A lot of noise has been made about how CrossfireX is one of the most played games in the world. After all, 670m registered users is impressive, even for a free-to-play title. And with Smilegate at the helm, I expected big things just based on Lost Ark.
Unfortunately, CrossfireX is nothing but a poor man’s Battlefield. A very, very poor man. What’s perhaps even stranger is that there are two single player campaigns available for this version – and they were developed by Remedy Entertainment. Given Remedy’s catalog, you’d be forgiven for expecting something special.
Problems began right away, when I jumped into the multiplayer. This is CrossfireX’s bread and butter mode, with multiple objective modes and a choice between Modern and Classic control schemes. What this actually boils down to is that Classic removes the ADS and sprint, while Modern is, well, normal.
With only one map per mode, and all the modes themselves following a very standard set of templates, the multiplayer element just feels kind of lacklustre. It’s also maddeningly frustrating to play, as there’s no respawn. When you die you stay dead, and must watch the rest of the match or round.
Sadly none of the modes do anything new or interesting. There’s the usual Search and Destroy, zone control, etc. Spectre is probably the best mode, which gives one side knives and smoke bombs and the other guns and grenades. But this is stuff we’ve seen so any times before, and the idea that this is one of the most played multiplayer FPS games in the world is mind-boggling.

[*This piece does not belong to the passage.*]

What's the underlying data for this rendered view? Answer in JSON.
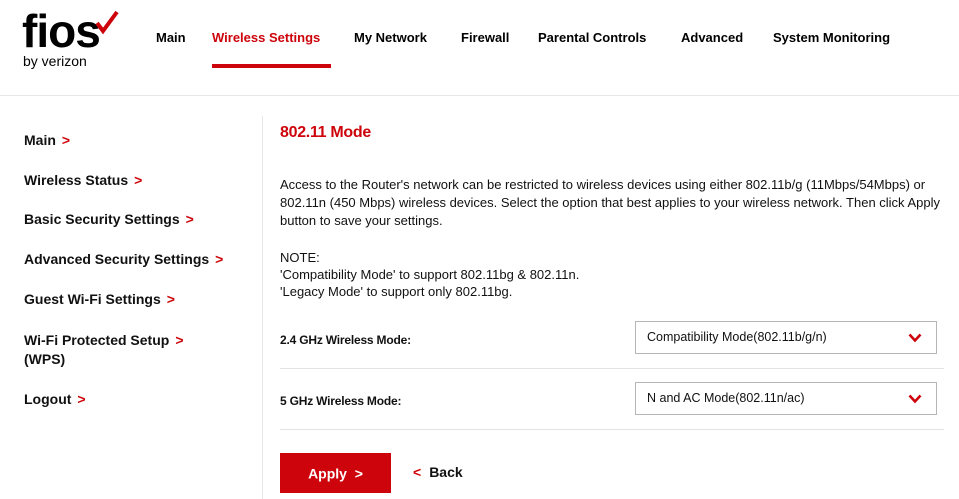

The campaigns only fair marginally better. There are two: Operation Catalyst and Operation Spectre. The first focuses on Global Risk, the “good guys” of CrossfireX. The story begins in media res, with the PMC sending a small unit into Generistan to capture an arms dealer. Soon they’re fighting for their lives, against braindead enemy soldiers and heavily signposted betrayals. The fact that Remedy are involved is the weirdest part. It’s all so… samey. I can imagine a wall somewhere covered in post-it notes with FPS tropes scrawled on them. And Remedy are just throwing darts at it and including whatever they hit.
Remedy’s involvement does add an element of sci-fi, though. There’s some interesting tech at work on either side of the conflict. The first sees Global Risk searching for the Catalyst, a kind of magic 8-ball for warfare. The second sees stock bad guys The Blacklist attempting to develop dehumanised super soldiers. Both are okay, but that’s as high as I can set the praise.
The issues come not necessarily from the plots or even the characters. In fact the cast of both stories are pretty decent. They’re incredibly generic and painfully dull, but they don’t do anything wrong. Global Risk’s sniper, Randall, sounds like Idris Elba, while The Blacklist’s Cora is at least an interesting character with conviction.
But the gameplay is sorely lacking. Enemies are dumb, and will endlessly spawn until you push forward. They run at you, stand still on grenades, and occasionally you’ll find one standing behind you shooting you and missing from three feet away. All the cool stuff happens in cutscenes, and the rest of the time you just shoot, move, repeat. You’ve about as much agency in what happens to you as a bobblehead on a tumble dryer.
There’s also an unexplained bullet time mechanic that trivialises most encounters because it recharges fast and lasts for ages. There’s no reason your squad of identi-heroes can alter physical reality – but then there was no reason Max Payne could do it either and Remedy gotta Remedy, I guess. At the very least it adds to the sub-par Metal Gear Solid atmosphere CrossfireX appears to be shooting for.
It’s an incredibly grey game, too. It has a lifeless quality not seen regularly since the mid-noughties, where drab soldiers are almost invisible against dull concrete backdrops. And the sound design is broken. Even outside, enemy soldiers shout with echoing voices like they’re sitting in little tin boxes.
CrossfireX is a below-average game, all things considered. It feels about ten years late to the party, despite Remedy’s best efforts to make the campaign offerings in any way engaging. I was waiting for a flash of brilliance, even a brief moment of excitement to burst through the murky fog of mediocrity, but it never came. Perhaps the best thing about the campaigns is that they’re both mercifully short.
This game landing in the public eye at this moment, this year, is bonkers. Releasing CrossfireX onto Game Pass may ensure it gets some attention, but even then Xbox’s platform has so many better alternatives. In the nicest possible way, I’d advise you to go play one of those instead.
Decent ideas in the campaigns
Some likeable characters
Dull, generic characters
Limited multiplayer elements
Poor sound design